Tree Sparrow
Caffeinated we set off down the well made path to the cliffs, normally I visit earlier in the Spring and there was a noticeable difference in the birds on view compared to my normal mid April visits. I had to work hard to see Guillemots and Razorbills, apparently the majority of these two species of Auks had finished breeding and left the cliffs the week before, Shags too were thin on the ground. But Puffins were everywhere, on the sea, flying in front of the cliffs and perched below the viewpoints. Apparently late July is just about the best time to see Puffins at Bempton.

Bempton Puffins

But the undoubted stars of the show were the Gannets, many with well grown fluffy chicks on the rocky cliff ledges below the viewpoints, these majestic Persil white seabirds would drift along the cliff tops a few metres away from you. My travelling companion was quite overwhelmed and wanted to add the use of the sens of touch ti that of hearing, smell and sight by reaching out to hold one. Perhaps the most entertaining Gannet action was on a grassy slope near the top of the cliffs where a constant succession of birds came in and landed to grab beak fulls of grass to start the process of making next years nests.

Bempton Gannet and nesting material
All along the cliff top trail were well presented and informative hand drawn chalk boards with key facts about the seabirds. At the southernmost viewpoint I spotted one of the resident peregrines high overhead a great bird to end our walk with.
Peregrine at Bempton

Back at the Visitor Centre I graduated from my morning coffee to a afternoon Ice Cream and then the long drive home.

Sunday, 7 August 2016

A couple of visits to Titchwell

I've had the last week as leave from work and have packed a lot into the ten or so days out of the office including a couple of visits to the RSPB's Titchwell Marsh nature reserve.
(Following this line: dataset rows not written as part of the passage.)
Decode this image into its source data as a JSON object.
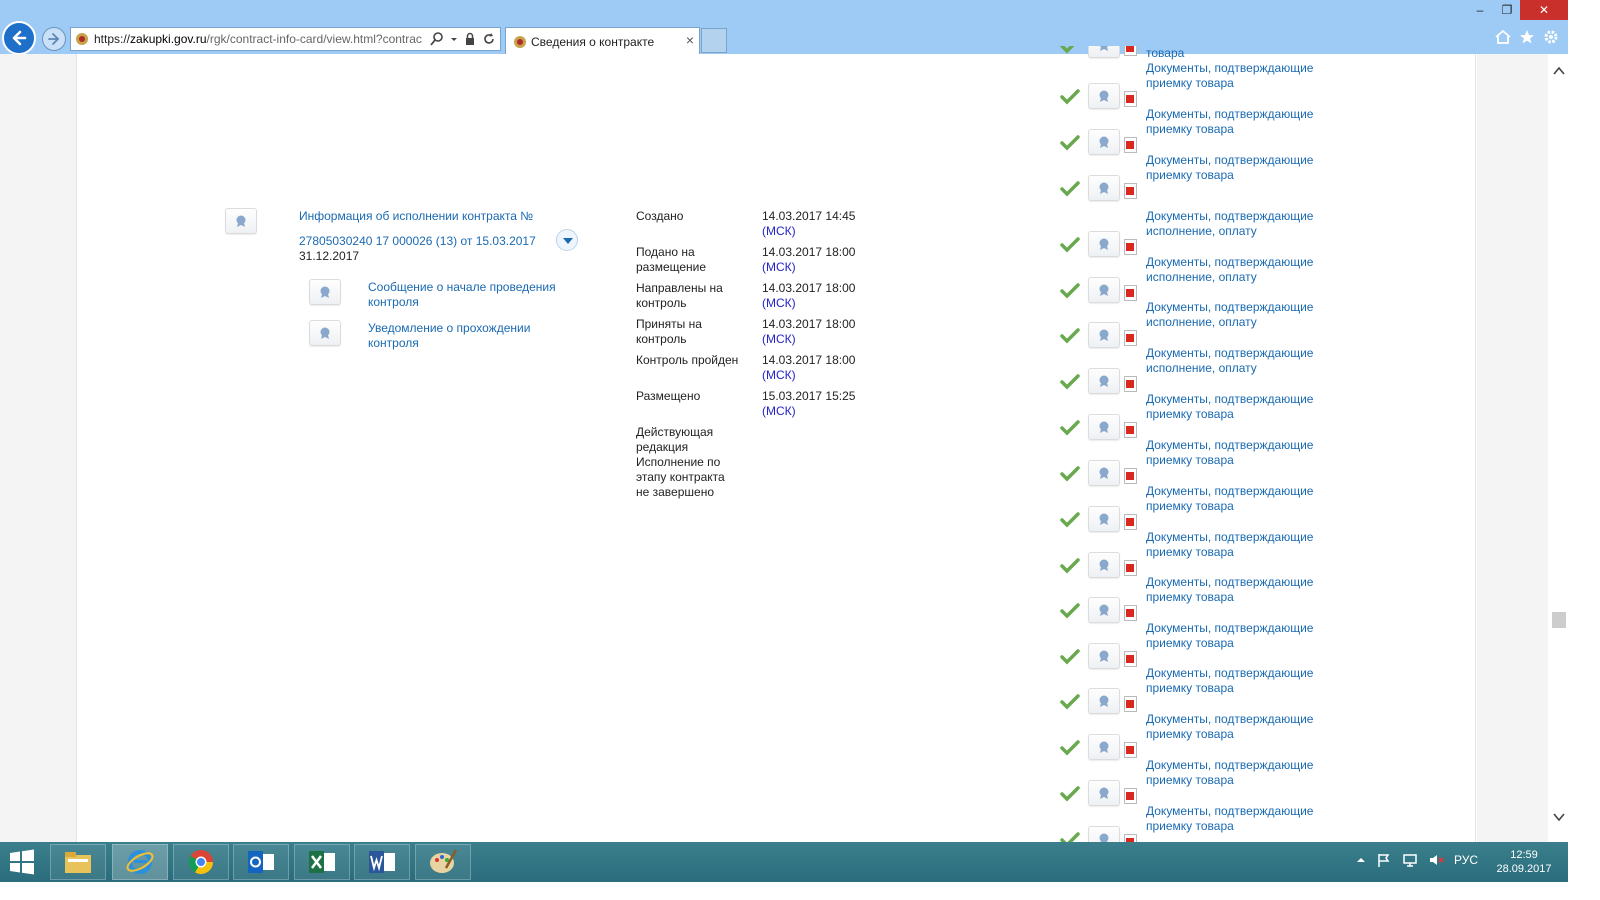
{
  "browser": {
    "url_prefix": "https://",
    "url_domain": "zakupki.gov.ru",
    "url_path": "/rgk/contract-info-card/view.html?contrac",
    "tab_title": "Сведения о контракте",
    "tab_close": "×"
  },
  "window": {
    "minimize": "–",
    "restore": "❐",
    "close": "✕"
  },
  "record": {
    "title_line1": "Информация об исполнении контракта №",
    "title_line2": "27805030240 17 000026 (13) от 15.03.2017",
    "date": "31.12.2017",
    "subitems": [
      {
        "label": "Сообщение о начале проведения контроля"
      },
      {
        "label": "Уведомление о прохождении контроля"
      }
    ]
  },
  "status": [
    {
      "label": "Создано",
      "value": "14.03.2017 14:45",
      "tz": "(МСК)"
    },
    {
      "label": "Подано на размещение",
      "value": "14.03.2017 18:00",
      "tz": "(МСК)"
    },
    {
      "label": "Направлены на контроль",
      "value": "14.03.2017 18:00",
      "tz": "(МСК)"
    },
    {
      "label": "Приняты на контроль",
      "value": "14.03.2017 18:00",
      "tz": "(МСК)"
    },
    {
      "label": "Контроль пройден",
      "value": "14.03.2017 18:00",
      "tz": "(МСК)"
    },
    {
      "label": "Размещено",
      "value": "15.03.2017 15:25",
      "tz": "(МСК)"
    }
  ],
  "status_note": "Действующая редакция Исполнение по этапу контракта не завершено",
  "docs": [
    {
      "label": "товара"
    },
    {
      "label": "Документы, подтверждающие приемку товара"
    },
    {
      "label": "Документы, подтверждающие приемку товара"
    },
    {
      "label": "Документы, подтверждающие приемку товара"
    },
    {
      "label": "Документы, подтверждающие исполнение, оплату"
    },
    {
      "label": "Документы, подтверждающие исполнение, оплату"
    },
    {
      "label": "Документы, подтверждающие исполнение, оплату"
    },
    {
      "label": "Документы, подтверждающие исполнение, оплату"
    },
    {
      "label": "Документы, подтверждающие приемку товара"
    },
    {
      "label": "Документы, подтверждающие приемку товара"
    },
    {
      "label": "Документы, подтверждающие приемку товара"
    },
    {
      "label": "Документы, подтверждающие приемку товара"
    },
    {
      "label": "Документы, подтверждающие приемку товара"
    },
    {
      "label": "Документы, подтверждающие приемку товара"
    },
    {
      "label": "Документы, подтверждающие приемку товара"
    },
    {
      "label": "Документы, подтверждающие приемку товара"
    },
    {
      "label": "Документы, подтверждающие приемку товара"
    },
    {
      "label": "Документы, подтверждающие приемку товара"
    }
  ],
  "taskbar": {
    "lang": "РУС",
    "time": "12:59",
    "date": "28.09.2017"
  }
}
Unusually for me these were not rushed visits and I had time to properly "bird" the site.

Titchwell at dusk
The Fresh Marsh is alive with birds at the moment, last night I counted 21 Spoonbills here, some doing what Spoonbills do best standing around sleeping, others wading through the shallows feeding. Alongside the Spoonbills were 35 Little Egrets [an under estimate].

Common Tern at Titchwell
Wader diversity hasn't been at it's highest but even so between my two visits I saw large numbers of Avocets and Black Tailed Godwits, Redshanks, Spotted Redshank, Dunlin, Little STint, Common Sandpiper, Lapwing, Golden Plover Oystercatcher, Ruff, Curlew, Whimbrel, Little Ringed Plover.

Black Tailed Godwit at Titchwell
A Hobby dashed through chasing a small wader high up into the sky over the Fresh Marsh before the waders determination to save its life saw it tire out the Falcon and then escape.

Ruff at Titchwell
Bearded Tits can be easily heard at the moment and smalls flocks of juveniles are much in evidence.

Juvenile Bearded Tits at Titchwell